Chewy, the pet retailer who has dedicated themselves to supporting shelters and rescues throughout the country, recognized the important work of a couple in Tampa, FL who have been taking professional photos of shelter pets to help get them adopted.

"If it's a photo of a scared animal, most people, subconsciously or even consciously, are going to skip over it," pet photographer Adam Goldberg says. "They can't visualize that dog in their home."

Adam realized the importance of quality shelter photos while working as a social media specialist for the Humane Society of Broward County in Fort Lauderdale, Florida.

"The photos were taken top-down so you couldn't see the size of the pet, and the flash would create these red eyes," he recalls. "Sometimes [volunteers] would shoot the photos through the chain-link fences."

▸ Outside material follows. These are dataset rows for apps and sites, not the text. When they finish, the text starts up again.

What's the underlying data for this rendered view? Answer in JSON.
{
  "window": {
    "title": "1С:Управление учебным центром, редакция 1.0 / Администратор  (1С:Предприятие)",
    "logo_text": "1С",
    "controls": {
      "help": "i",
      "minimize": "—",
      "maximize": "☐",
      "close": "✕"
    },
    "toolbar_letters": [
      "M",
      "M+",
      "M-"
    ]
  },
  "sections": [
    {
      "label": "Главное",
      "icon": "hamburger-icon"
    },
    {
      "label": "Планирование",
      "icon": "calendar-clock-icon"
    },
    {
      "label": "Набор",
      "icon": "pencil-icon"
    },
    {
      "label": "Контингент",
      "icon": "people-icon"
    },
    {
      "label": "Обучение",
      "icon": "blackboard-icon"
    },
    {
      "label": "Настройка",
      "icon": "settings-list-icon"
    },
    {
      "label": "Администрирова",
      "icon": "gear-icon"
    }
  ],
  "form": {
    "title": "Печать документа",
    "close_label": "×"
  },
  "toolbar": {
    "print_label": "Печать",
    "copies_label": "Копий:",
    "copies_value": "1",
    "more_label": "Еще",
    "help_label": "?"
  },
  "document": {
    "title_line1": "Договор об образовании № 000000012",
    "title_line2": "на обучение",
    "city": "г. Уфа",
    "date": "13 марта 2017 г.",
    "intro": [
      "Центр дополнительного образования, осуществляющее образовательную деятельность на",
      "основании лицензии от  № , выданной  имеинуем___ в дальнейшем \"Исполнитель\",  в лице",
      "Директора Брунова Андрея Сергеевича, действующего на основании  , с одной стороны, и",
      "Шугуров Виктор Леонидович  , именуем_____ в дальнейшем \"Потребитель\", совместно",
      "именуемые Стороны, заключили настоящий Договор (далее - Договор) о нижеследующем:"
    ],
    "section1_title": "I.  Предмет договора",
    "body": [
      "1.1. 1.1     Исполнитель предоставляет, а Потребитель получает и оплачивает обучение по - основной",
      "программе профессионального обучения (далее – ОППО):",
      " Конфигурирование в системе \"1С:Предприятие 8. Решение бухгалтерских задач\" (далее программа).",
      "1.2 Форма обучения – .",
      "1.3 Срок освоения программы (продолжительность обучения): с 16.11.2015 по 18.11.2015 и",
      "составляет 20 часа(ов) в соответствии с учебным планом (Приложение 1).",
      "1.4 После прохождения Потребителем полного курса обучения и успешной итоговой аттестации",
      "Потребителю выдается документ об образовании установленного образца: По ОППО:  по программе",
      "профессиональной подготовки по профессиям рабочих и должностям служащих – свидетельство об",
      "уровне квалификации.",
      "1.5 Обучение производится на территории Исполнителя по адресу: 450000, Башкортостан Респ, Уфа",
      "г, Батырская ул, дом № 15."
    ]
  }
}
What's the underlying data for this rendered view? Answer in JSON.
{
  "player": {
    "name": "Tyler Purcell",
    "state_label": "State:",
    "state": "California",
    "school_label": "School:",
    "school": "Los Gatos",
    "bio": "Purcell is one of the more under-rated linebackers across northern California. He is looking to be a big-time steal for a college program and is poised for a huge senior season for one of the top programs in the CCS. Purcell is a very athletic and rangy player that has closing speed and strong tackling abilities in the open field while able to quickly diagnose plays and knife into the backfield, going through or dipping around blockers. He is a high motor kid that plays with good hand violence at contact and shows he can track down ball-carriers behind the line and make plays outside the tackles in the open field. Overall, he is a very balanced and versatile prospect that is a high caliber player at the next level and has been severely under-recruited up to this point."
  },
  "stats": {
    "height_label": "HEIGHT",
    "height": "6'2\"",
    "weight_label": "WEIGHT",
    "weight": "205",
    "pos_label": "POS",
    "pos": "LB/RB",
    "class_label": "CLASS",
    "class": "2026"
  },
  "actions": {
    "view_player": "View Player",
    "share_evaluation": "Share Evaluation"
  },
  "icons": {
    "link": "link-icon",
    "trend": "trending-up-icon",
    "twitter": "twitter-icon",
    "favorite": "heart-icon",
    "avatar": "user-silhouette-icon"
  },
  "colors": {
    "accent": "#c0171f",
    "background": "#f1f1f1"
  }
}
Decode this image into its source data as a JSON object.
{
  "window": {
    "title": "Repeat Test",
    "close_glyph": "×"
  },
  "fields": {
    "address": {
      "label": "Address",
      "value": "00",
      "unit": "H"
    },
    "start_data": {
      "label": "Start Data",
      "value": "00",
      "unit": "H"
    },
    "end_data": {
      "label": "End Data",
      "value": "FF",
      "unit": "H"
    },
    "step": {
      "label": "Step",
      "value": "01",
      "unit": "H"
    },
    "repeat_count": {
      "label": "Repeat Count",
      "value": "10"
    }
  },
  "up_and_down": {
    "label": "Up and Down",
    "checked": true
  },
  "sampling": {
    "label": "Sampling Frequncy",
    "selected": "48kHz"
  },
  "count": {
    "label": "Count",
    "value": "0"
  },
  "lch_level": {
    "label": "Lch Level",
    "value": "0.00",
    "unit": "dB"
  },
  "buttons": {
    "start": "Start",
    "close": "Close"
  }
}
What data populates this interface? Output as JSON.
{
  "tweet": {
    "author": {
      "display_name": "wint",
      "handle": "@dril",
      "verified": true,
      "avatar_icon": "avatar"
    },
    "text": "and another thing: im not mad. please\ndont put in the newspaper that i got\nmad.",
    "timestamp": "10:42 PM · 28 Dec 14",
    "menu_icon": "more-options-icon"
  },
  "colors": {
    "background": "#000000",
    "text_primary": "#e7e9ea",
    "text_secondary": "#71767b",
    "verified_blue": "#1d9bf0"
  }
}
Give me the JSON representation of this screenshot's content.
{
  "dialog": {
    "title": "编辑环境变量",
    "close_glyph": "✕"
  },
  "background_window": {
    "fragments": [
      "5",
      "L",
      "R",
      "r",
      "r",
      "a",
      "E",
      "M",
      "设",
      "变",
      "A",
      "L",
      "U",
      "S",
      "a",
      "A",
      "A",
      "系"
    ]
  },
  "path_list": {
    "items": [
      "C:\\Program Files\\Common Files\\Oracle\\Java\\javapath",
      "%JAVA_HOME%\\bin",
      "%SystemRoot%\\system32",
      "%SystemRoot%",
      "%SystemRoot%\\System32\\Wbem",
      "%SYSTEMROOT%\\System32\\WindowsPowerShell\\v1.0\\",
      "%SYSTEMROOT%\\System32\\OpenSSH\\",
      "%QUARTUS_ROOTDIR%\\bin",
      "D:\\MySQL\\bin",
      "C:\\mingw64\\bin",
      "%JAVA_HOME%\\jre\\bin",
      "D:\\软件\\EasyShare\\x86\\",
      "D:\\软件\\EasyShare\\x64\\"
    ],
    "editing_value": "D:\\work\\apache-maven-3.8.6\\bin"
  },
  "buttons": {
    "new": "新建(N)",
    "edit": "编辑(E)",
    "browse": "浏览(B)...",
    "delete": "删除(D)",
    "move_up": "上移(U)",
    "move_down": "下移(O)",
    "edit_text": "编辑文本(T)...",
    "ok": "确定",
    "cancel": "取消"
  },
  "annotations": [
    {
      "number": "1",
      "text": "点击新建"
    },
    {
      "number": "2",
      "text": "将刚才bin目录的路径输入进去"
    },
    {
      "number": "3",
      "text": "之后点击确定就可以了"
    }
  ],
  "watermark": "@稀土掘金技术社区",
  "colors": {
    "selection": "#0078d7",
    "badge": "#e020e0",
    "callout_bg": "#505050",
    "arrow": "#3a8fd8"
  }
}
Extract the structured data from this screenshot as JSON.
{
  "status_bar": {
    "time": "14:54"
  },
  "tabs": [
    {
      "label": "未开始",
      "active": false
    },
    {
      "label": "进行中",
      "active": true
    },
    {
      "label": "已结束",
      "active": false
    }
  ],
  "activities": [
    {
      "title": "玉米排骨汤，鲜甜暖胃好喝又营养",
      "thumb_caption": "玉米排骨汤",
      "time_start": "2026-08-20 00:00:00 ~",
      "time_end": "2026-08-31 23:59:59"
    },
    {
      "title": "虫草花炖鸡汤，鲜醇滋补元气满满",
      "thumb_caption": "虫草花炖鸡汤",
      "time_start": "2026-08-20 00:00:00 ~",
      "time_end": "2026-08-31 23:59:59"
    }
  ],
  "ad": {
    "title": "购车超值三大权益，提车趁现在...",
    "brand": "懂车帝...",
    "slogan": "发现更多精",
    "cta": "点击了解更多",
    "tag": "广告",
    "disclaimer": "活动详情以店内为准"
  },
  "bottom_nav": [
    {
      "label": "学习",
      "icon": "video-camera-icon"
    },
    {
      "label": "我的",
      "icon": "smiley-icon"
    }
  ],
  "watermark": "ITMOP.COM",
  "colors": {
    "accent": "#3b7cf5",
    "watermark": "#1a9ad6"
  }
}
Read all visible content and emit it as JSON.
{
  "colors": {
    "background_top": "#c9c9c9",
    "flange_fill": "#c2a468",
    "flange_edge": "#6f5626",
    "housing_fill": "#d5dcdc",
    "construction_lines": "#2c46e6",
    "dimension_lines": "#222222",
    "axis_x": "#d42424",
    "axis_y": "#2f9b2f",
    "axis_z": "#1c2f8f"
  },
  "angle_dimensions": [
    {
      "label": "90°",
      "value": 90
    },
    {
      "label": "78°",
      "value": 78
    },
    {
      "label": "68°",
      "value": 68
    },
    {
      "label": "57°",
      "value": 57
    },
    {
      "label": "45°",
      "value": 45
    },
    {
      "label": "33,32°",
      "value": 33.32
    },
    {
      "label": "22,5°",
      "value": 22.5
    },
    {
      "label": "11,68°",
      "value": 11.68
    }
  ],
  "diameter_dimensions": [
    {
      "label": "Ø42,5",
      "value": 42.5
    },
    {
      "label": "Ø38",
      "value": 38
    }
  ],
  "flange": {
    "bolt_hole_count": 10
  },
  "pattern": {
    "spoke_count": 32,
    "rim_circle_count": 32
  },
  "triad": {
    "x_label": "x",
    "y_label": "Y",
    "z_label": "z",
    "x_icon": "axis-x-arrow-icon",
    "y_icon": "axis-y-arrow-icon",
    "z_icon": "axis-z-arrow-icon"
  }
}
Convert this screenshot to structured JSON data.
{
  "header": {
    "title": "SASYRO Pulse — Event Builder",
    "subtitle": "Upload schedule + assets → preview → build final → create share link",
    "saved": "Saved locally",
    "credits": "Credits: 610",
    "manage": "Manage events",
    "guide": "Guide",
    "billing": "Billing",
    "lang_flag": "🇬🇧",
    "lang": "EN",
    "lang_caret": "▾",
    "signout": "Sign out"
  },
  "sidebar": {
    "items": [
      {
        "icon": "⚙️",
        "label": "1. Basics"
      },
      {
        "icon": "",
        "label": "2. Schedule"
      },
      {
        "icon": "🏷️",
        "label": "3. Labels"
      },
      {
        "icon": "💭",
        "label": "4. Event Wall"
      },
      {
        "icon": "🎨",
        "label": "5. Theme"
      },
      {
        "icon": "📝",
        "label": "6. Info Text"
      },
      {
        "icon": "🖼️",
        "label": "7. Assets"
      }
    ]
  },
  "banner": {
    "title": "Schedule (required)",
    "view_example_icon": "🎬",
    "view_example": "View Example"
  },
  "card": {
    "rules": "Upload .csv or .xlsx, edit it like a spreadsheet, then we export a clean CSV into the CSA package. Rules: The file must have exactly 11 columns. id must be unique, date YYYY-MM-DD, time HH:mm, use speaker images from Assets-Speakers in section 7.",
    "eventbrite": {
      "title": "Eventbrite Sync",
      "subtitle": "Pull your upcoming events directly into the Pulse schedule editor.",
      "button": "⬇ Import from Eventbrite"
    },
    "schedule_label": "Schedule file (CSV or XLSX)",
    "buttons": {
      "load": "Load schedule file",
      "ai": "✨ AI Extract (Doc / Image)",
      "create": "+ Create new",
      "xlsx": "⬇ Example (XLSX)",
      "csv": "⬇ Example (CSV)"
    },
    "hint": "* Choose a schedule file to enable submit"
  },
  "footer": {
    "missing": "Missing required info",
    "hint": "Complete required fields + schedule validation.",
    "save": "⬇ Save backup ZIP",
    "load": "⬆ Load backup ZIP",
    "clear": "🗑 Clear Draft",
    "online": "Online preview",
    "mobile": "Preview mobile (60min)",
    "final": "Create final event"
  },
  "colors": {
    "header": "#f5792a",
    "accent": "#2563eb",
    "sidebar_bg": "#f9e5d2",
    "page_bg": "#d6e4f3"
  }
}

That's why Adam and his wife, Mary, have spent much of their free time over the past five years photographing over 1,200 shelter animals to show off their unique personalities to potential adoptive families. The Goldbergs' wonderful work was recently profiled by Chewy in the video above entitled, "A Day in the Life of a Shelter Pet Photographer."